Hi, sorry I somehow missed this until just now - far too late! Still I feel I need to say that I think you've missed the point. With windmills it is not necessarily the case that the average bird will live a shorter life. If some birds are killed by windmills, then others will have more to eat or will have more habitat (whatever factor it is that otherwise limits this bird population) and will then succumb to that death later. Or perhaps with windmills their main predator will just scavenge on the dead birds, rather than predating them. The point is, there is no reason to assume that the average life will be shorter - either way, some factors are limiting the population, and without directly comparing them we just cannot make this claim.Establishing a norm of caring about wild animals is good, but it seems to me that you are only encouraging people to care about human-caused harms, rather than the welfare of wild animals generally. There is a risk that people only care about the dirtiness of their own hands, rather than the animals themselves.I hope that makes sense.
I think my argument will be even clearer if I talk about mitigating AI risk. Imagine if all AI safety orgs operated independently, even competing with each other. It would be (or arguably already is) a mess! There would be no 'open letter', just different people shouting separately. And surely AI safety could be advanced further if the already existing orgs worked together better.So yes, choice is good, but to some degree we are and should be working towards common goals.
I like the analogy, and I found myself agreeing a lot with your suggestions, but I think there is a danger in this analogy:It portrays EAs as functioning very individualistically, and this could ultimately be ineffective.Imagine a market where many of the buyers want to make a cake (say the cake represents improving global health - other people may go to the market for other reasons, but many go for the same reason: in this case, cake). Each only has a little bit of money though, not enough to buy all the ingredients for a cake, so they buy one hoping that others will buy the others, and that they will be working off the same recipe. Inevitably, though, they have different ideas of the cake they want to make and what you end up with is a mess of different ingredients. The buyers DO get to eat something, but it isn't cake. What this represents in the real world is that EAs have targeted several individual health problems, but they haven't actually worked towards reducing global health/poverty as a whole.Now imagine an alternative market where the buyers coordinate. They know they all want cake, so they discuss together what the best recipe would be. Then, when they have one, they organise who should buy what - and then together they are able to make a damn good cake. In the real world, this would mean tackling global poverty in a coordinated way, which involves addressing systemic change. What I'm pointing out is that if the buyers were to coordinate they might be able to do far more good. I think this is currently a big problem in EA, that we don't coordinate or think strategically enough. We focus on what individual donors can do, and thereby miss out on tackling the bigger problems. So, I like your analogy, but I don't want people to think that what we ought to have is a classic free market with self-interested actors. Rather, we should have a free market with (at least some) actors working for (at least some) common good(s).

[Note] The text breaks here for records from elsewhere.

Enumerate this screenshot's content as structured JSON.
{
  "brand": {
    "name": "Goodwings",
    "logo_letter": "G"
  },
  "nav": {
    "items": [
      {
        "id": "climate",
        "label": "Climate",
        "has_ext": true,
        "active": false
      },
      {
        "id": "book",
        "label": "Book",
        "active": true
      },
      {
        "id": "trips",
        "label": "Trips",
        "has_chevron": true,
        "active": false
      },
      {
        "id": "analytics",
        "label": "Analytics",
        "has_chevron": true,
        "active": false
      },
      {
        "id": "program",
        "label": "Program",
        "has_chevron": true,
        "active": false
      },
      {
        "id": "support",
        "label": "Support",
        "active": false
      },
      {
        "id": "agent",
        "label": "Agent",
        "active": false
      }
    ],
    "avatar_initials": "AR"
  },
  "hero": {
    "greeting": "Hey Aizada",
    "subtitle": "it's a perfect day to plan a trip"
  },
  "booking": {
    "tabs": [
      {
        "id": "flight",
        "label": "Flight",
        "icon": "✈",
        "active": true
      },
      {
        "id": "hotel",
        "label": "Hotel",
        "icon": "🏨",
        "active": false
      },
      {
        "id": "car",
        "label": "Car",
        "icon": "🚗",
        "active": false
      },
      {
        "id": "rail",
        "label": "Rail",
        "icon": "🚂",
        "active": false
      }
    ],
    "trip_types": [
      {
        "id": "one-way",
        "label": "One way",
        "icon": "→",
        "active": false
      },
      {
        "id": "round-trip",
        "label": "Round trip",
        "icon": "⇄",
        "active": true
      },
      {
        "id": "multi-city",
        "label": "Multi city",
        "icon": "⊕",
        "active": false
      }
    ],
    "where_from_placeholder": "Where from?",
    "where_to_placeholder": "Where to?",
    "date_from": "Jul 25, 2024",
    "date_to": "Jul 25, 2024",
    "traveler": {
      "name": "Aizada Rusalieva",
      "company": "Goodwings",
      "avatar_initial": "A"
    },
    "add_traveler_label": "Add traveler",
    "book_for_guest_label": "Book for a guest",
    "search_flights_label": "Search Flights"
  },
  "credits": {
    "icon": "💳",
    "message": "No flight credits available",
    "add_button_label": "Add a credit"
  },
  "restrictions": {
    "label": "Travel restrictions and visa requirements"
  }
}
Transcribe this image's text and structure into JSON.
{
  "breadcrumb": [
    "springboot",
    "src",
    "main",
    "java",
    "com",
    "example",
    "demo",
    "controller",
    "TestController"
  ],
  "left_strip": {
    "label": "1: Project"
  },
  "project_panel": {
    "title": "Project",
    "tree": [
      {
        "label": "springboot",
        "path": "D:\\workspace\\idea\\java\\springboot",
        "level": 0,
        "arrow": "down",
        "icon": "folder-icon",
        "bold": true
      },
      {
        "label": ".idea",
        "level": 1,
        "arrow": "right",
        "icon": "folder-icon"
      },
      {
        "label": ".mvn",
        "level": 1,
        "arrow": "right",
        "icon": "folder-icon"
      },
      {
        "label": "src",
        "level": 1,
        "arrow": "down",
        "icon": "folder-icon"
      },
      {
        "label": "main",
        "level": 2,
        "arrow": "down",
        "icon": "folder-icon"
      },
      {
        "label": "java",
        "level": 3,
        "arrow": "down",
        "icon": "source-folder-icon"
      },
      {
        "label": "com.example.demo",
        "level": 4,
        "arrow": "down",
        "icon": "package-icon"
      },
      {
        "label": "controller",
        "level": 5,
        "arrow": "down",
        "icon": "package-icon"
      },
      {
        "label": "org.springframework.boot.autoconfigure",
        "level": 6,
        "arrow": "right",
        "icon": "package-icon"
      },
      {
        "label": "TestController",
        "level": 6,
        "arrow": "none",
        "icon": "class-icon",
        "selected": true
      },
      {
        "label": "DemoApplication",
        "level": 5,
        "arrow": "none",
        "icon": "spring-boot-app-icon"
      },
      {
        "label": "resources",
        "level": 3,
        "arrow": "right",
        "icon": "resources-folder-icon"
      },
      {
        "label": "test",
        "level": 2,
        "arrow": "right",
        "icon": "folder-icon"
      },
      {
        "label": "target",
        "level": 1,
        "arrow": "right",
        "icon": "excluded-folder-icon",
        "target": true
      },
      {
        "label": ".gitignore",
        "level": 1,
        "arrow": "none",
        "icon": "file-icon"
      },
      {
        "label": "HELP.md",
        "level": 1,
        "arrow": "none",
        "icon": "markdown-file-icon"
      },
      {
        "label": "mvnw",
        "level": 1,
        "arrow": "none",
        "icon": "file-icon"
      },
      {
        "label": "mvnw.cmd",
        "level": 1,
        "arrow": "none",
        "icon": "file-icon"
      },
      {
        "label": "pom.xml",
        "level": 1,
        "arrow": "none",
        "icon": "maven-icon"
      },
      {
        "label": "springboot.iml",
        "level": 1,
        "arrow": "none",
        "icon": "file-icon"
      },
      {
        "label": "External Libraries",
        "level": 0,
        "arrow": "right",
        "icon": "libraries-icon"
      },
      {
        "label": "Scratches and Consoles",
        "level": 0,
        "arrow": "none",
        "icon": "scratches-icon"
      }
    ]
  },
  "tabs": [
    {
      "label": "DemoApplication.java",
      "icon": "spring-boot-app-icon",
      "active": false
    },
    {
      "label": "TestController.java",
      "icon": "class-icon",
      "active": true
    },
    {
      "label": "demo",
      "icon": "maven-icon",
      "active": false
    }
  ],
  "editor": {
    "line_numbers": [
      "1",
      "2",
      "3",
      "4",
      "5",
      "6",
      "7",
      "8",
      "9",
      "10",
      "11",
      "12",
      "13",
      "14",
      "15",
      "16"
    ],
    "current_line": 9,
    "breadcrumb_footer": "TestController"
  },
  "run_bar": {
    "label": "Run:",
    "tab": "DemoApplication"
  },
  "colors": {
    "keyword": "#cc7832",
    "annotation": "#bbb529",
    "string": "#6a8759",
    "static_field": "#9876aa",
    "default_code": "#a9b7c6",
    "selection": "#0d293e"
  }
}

Thanks for the detailed and informative post. My response is a bit critical, but I mean it constructively:After reading the title of the post, I was hopeful to hear about the potential ways that AI could be used to reduce wild animal suffering - and so a bit disappointed to see this only as a minor consideration in section 8.3. Give that it is wild animals that we are concerned about here (not just removing our guilt), surely we should be looking at their lives as a whole, not just how we affect them directly. So when we look at something like wind turbines, we shouldn't just be interested in how many birds are killed by them - we should be interested in how this changes the lives of such wild birds in general (including those that don't get killed, and now have greater access to food or habitat).My own opinion is that your consideration in 8.3 "HWC deaths may be less painful than counterfactual deaths" could very well be correct. There seems to be no good reason for thinking that it is incorrect. Therefore, to advocate for these solutions to HWC seems to be a very non-ideal way at improving WAW. Given the uncertainty here, it seems that we should focus not on reducing the deaths that we cause, but rather on reducing the most painful kinds of deaths. These are unlikely to be from things such as wind turbines - and much more likely to be from disease, starvation etc. I think this needs to be the central focus of the discussion.